Doctor of Philosophy
Counseling, Quantitative Methods, and Special Education

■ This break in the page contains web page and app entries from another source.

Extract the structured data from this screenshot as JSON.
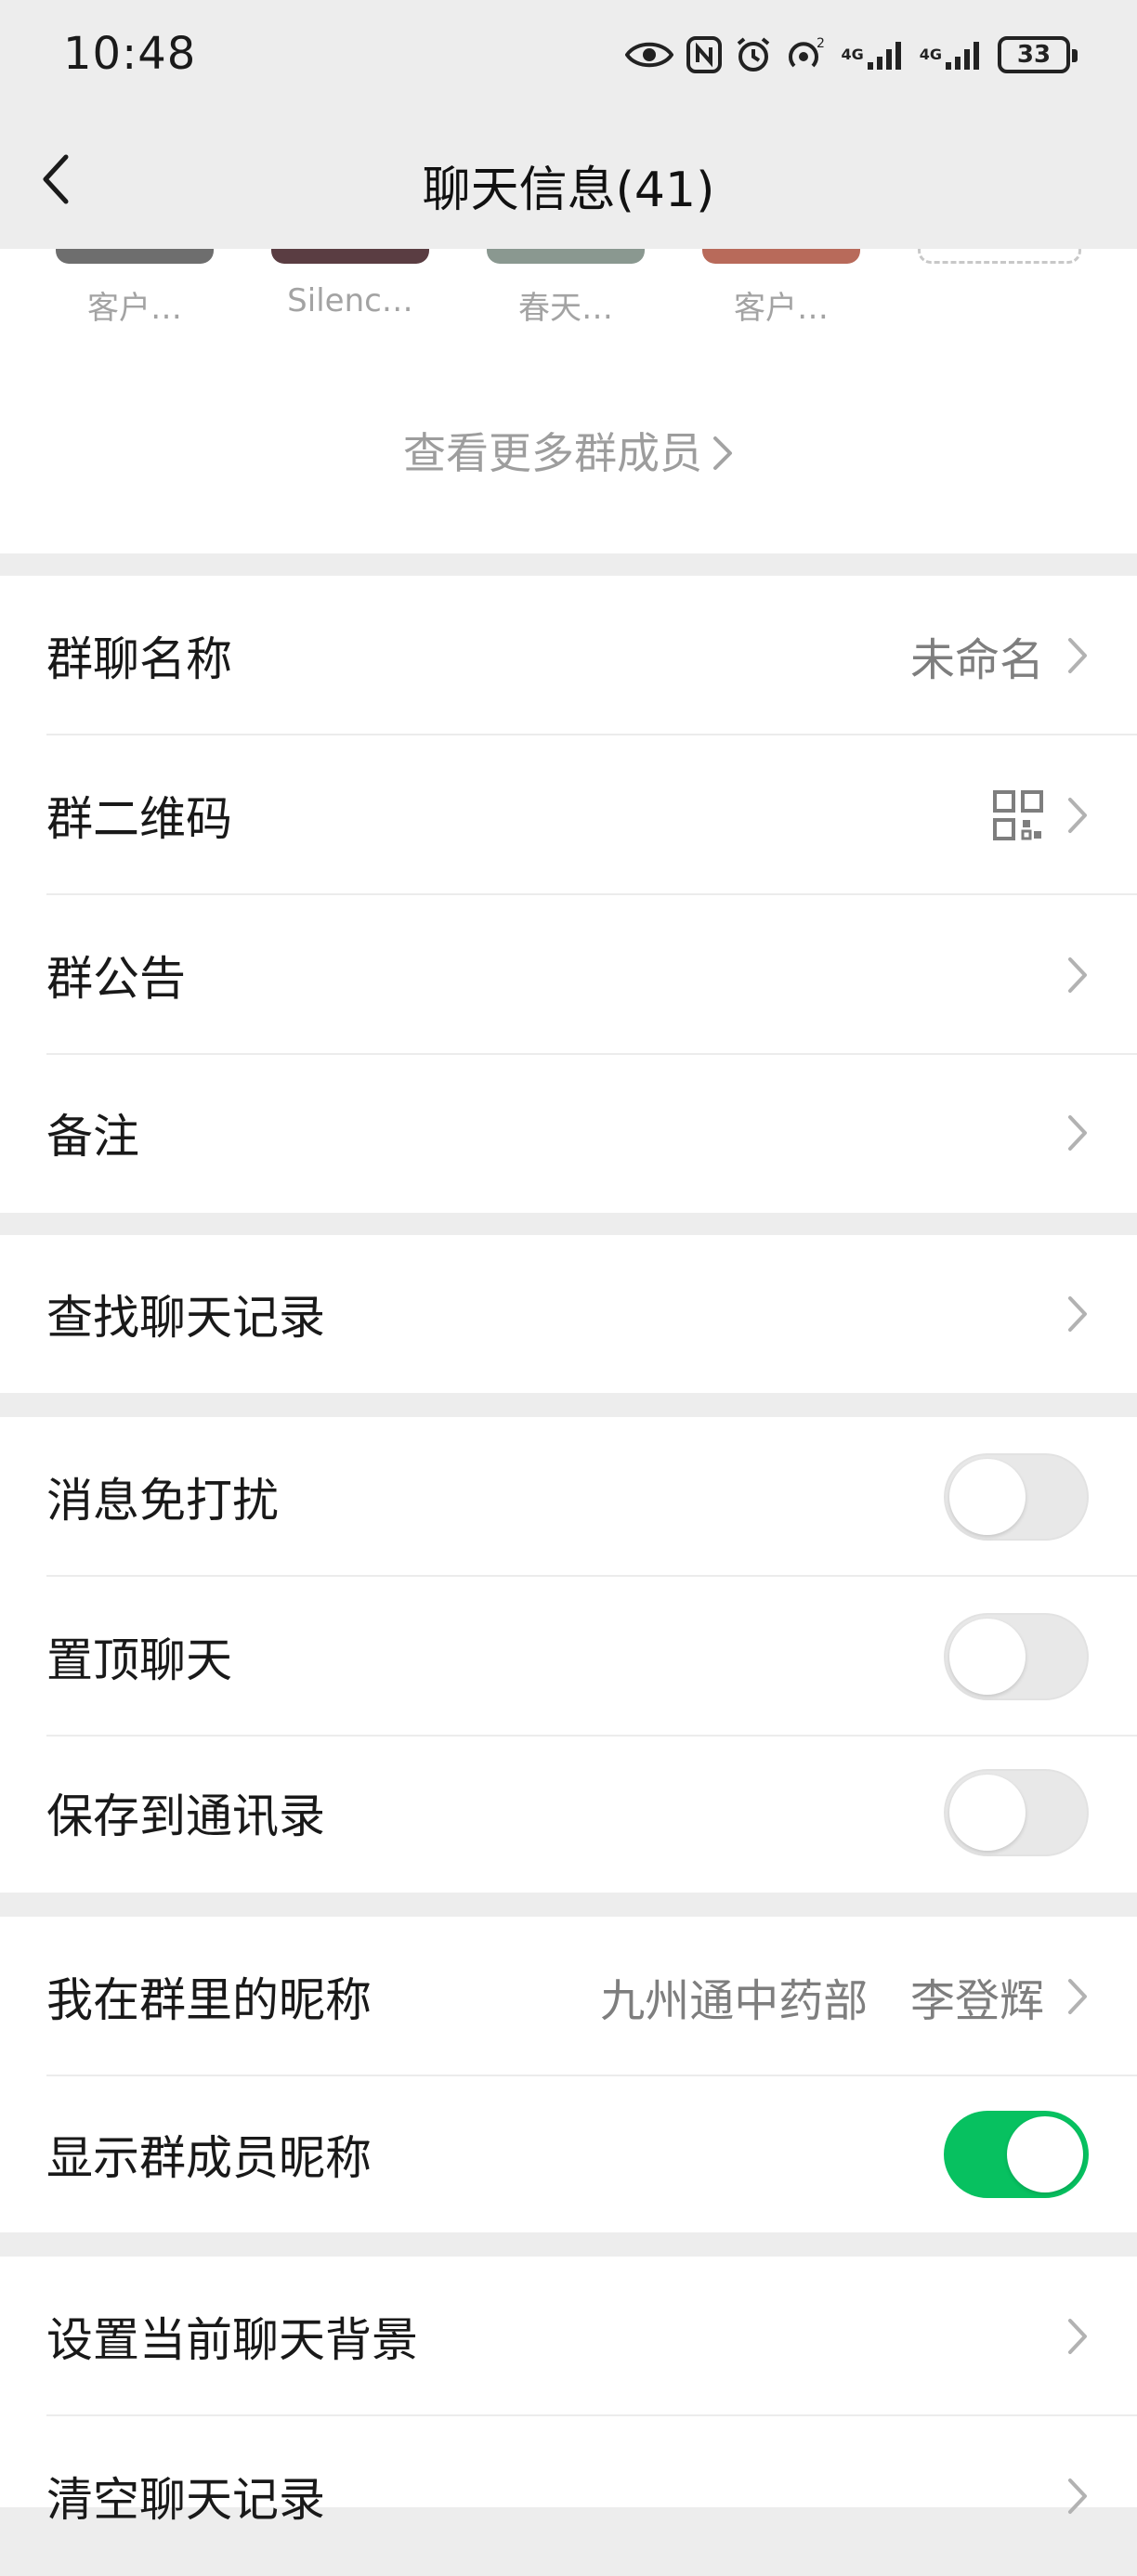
{
  "status_bar": {
    "time": "10:48",
    "icons": [
      "eye-icon",
      "nfc-icon",
      "alarm-icon",
      "hotspot-icon",
      "signal-icon",
      "signal-icon"
    ],
    "signal_labels": [
      "4G",
      "4G"
    ],
    "battery": "33"
  },
  "header": {
    "title": "聊天信息(41)"
  },
  "members": {
    "names": [
      "客户…",
      "Silenc…",
      "春天…",
      "客户…"
    ],
    "avatar_colors": [
      "#6e6e6e",
      "#5a3d42",
      "#8a9890",
      "#b86a5a"
    ],
    "more_label": "查看更多群成员"
  },
  "group1": [
    {
      "label": "群聊名称",
      "value": "未命名"
    },
    {
      "label": "群二维码",
      "value": ""
    },
    {
      "label": "群公告",
      "value": ""
    },
    {
      "label": "备注",
      "value": ""
    }
  ],
  "group2": [
    {
      "label": "查找聊天记录"
    }
  ],
  "group3": [
    {
      "label": "消息免打扰",
      "on": false
    },
    {
      "label": "置顶聊天",
      "on": false
    },
    {
      "label": "保存到通讯录",
      "on": false
    }
  ],
  "group4": {
    "nickname_label": "我在群里的昵称",
    "nickname_value": "九州通中药部   李登辉",
    "show_nick_label": "显示群成员昵称",
    "show_nick_on": true
  },
  "group5": [
    {
      "label": "设置当前聊天背景"
    },
    {
      "label": "清空聊天记录"
    }
  ],
  "colors": {
    "accent": "#07c160",
    "background": "#ededed"
  }
}
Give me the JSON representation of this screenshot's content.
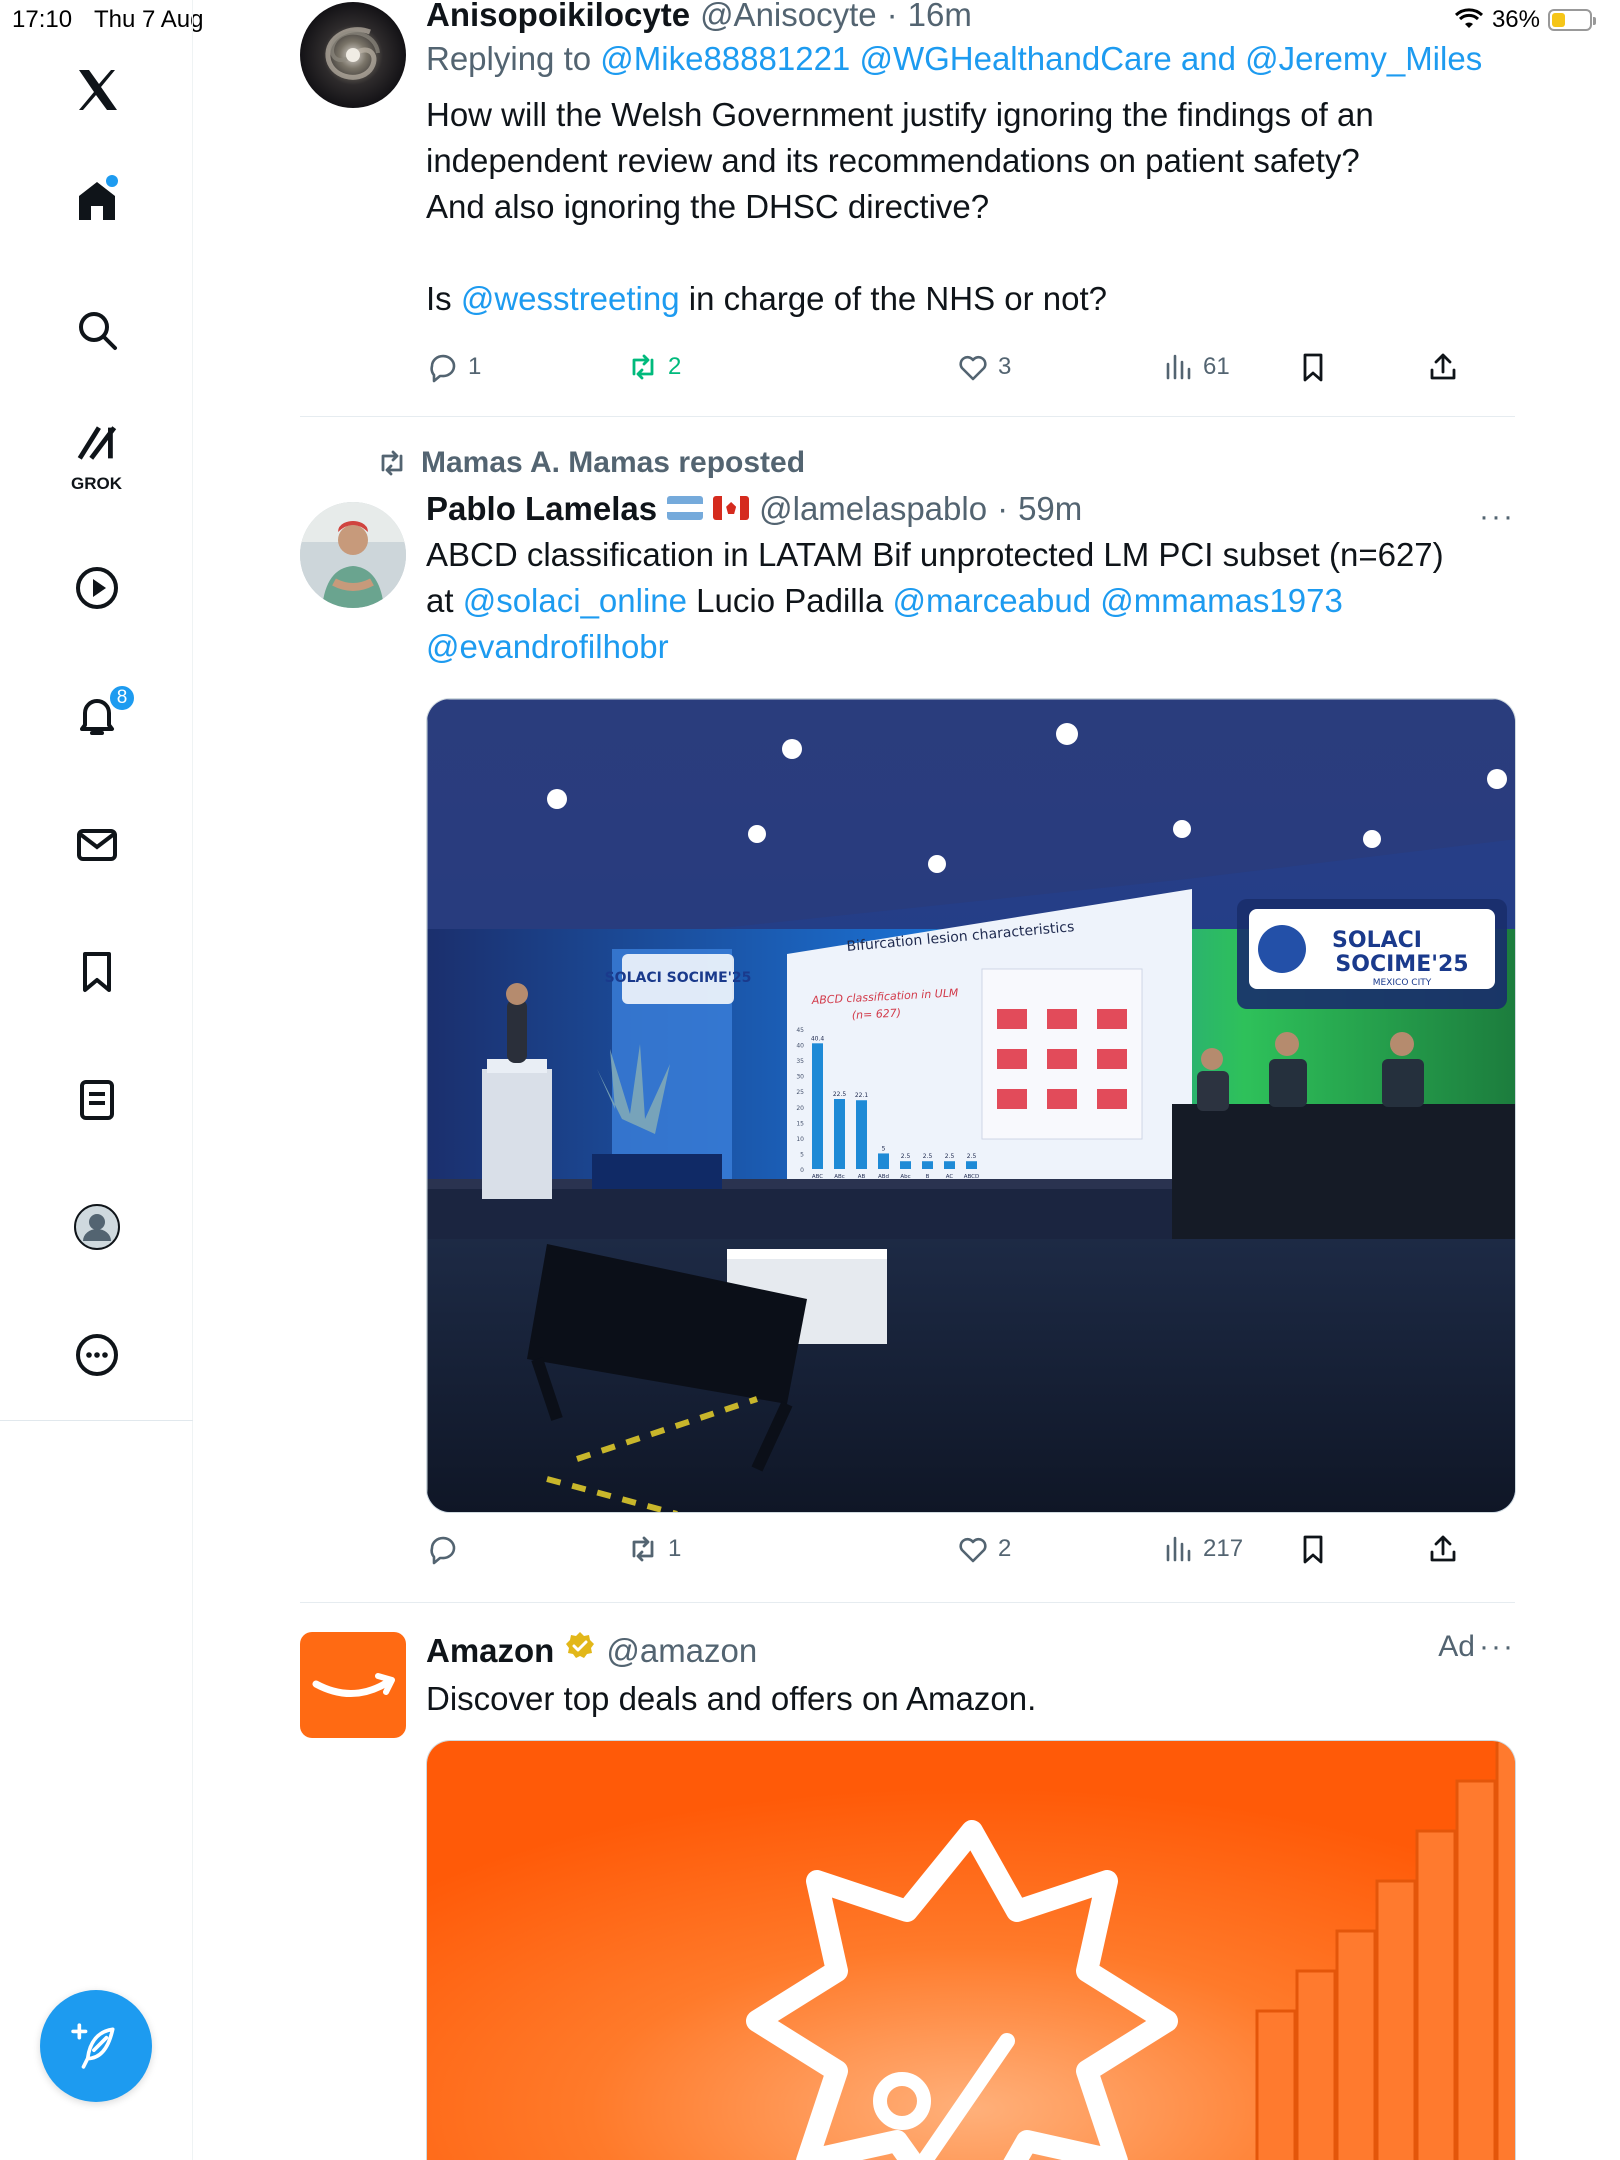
{
  "status_bar": {
    "time": "17:10",
    "date": "Thu 7 Aug",
    "battery": "36%"
  },
  "sidebar": {
    "items": [
      {
        "icon": "x-logo-icon"
      },
      {
        "icon": "home-icon"
      },
      {
        "icon": "search-icon"
      },
      {
        "icon": "grok-icon",
        "label": "GROK"
      },
      {
        "icon": "video-icon"
      },
      {
        "icon": "bell-icon",
        "badge": "8"
      },
      {
        "icon": "mail-icon"
      },
      {
        "icon": "bookmark-icon"
      },
      {
        "icon": "lists-icon"
      },
      {
        "icon": "profile-icon"
      },
      {
        "icon": "more-icon"
      }
    ]
  },
  "tweets": [
    {
      "display_name": "Anisopoikilocyte",
      "handle": "@Anisocyte",
      "time": "16m",
      "reply_prefix": "Replying to",
      "reply_mentions": "@Mike88881221 @WGHealthandCare",
      "reply_and": "and",
      "reply_last": "@Jeremy_Miles",
      "body_line1": "How will the Welsh Government justify ignoring the findings of an",
      "body_line2": "independent review and its recommendations on patient safety?",
      "body_line3": "And also ignoring the DHSC directive?",
      "body_p2_a": "Is",
      "body_p2_mention": "@wesstreeting",
      "body_p2_b": "in charge of the NHS or not?",
      "replies": "1",
      "reposts": "2",
      "likes": "3",
      "views": "61"
    },
    {
      "repost_by": "Mamas A. Mamas reposted",
      "display_name": "Pablo Lamelas",
      "handle": "@lamelaspablo",
      "time": "59m",
      "body_a": "ABCD classification in LATAM Bif unprotected LM PCI subset (n=627)",
      "body_b_prefix": "at",
      "body_b_m1": "@solaci_online",
      "body_b_text": "Lucio Padilla",
      "body_b_m2": "@marceabud",
      "body_b_m3": "@mmamas1973",
      "body_c_m1": "@evandrofilhobr",
      "slide": {
        "brand_line1": "SOLACI",
        "brand_line2": "SOCIME'25",
        "brand_city": "MEXICO CITY",
        "slide_title": "Bifurcation lesion characteristics",
        "chart_title_line1": "ABCD classification in ULM",
        "chart_title_line2": "(n= 627)"
      },
      "chart_data": {
        "type": "bar",
        "title": "ABCD classification in ULM (n= 627)",
        "categories": [
          "ABC",
          "ABc",
          "AB",
          "ABd",
          "Abc",
          "B",
          "AC",
          "ABCD"
        ],
        "values": [
          40.4,
          22.5,
          22.1,
          5,
          2.5,
          2.5,
          2.5,
          2.5
        ],
        "ylim": [
          0,
          45
        ],
        "yticks": [
          0,
          5,
          10,
          15,
          20,
          25,
          30,
          35,
          40,
          45
        ]
      },
      "replies": "",
      "reposts": "1",
      "likes": "2",
      "views": "217"
    },
    {
      "display_name": "Amazon",
      "handle": "@amazon",
      "ad_label": "Ad",
      "body": "Discover top deals and offers on Amazon."
    }
  ],
  "colors": {
    "accent": "#1d9bf0",
    "repost_green": "#00ba7c",
    "amazon_orange": "#ff6a13"
  }
}
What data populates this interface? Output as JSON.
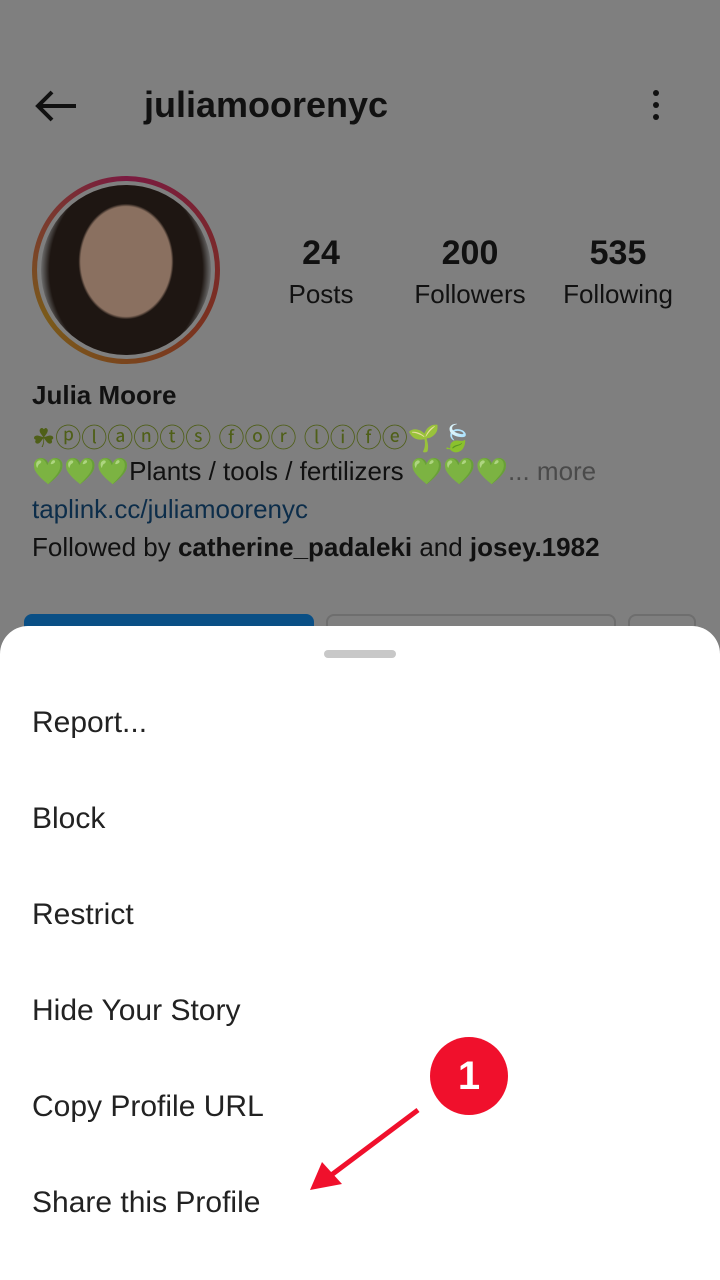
{
  "header": {
    "username": "juliamoorenyc",
    "back_icon": "arrow-left-icon",
    "menu_icon": "more-vertical-icon"
  },
  "stats": [
    {
      "value": "24",
      "label": "Posts"
    },
    {
      "value": "200",
      "label": "Followers"
    },
    {
      "value": "535",
      "label": "Following"
    }
  ],
  "profile": {
    "name": "Julia Moore",
    "bio_line1": "☘ⓟⓛⓐⓝⓣⓢ ⓕⓞⓡ ⓛⓘⓕⓔ🌱🍃",
    "hearts": "💚💚💚",
    "bio_line2": "Plants / tools / fertilizers ",
    "more": "... more",
    "link": "taplink.cc/juliamoorenyc",
    "followed_prefix": "Followed by ",
    "followed_user1": "catherine_padaleki",
    "followed_and": " and ",
    "followed_user2": "josey.1982"
  },
  "sheet": {
    "items": [
      "Report...",
      "Block",
      "Restrict",
      "Hide Your Story",
      "Copy Profile URL",
      "Share this Profile"
    ]
  },
  "annotation": {
    "badge": "1",
    "color": "#f0102c"
  }
}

This qualitative study explored the lives of 11 Black men to better understand how Black men who were raised in single Black mother homes build romantic relationships with Black women. One focus group and a series of individual in-person interviews were conducted with the participants who ranged between 23 and 43 years of age. Participants were asked questions that inquired about their family of origin, messages they received about relationships, how they define masculinity, their perceptions of Black women, and their previous and current experiences building romantic relationships. Guided by a narrative approach, several different coding methods were used to help reveal six core themes related to the study. Some of the more significant themes include: 1) conflicted feelings towards their parents and Black women; 2) male mentorship; and 3) masculinity. Because the study was conducted using a non-deficit approach, the findings were analyzed using Helms’ “Black racial identity development model”, critical race theory, and intersectionality; to conceptualize the participants’ experiences though the lens of White privilege, racism, oppression, and racial identity. The study revealed an inequity of empathy among the group of men related to their feelings towards their mothers and fathers. Additionally, then men’s feelings towards their mothers had a larger impact compared to their fathers on their perceptions of Black woman and how they build romantic relationships. This study is significant because it is the first study to simultaneously explore single Black mother homes and Black men and romantic relationships. Additionally, the study is significant because it provides rich insight about this specific topic and other features of the Black experience along with culturally relevant interventions and implications for counselors and counselor educators.
This dissertation is Open Access and may be downloaded by anyone.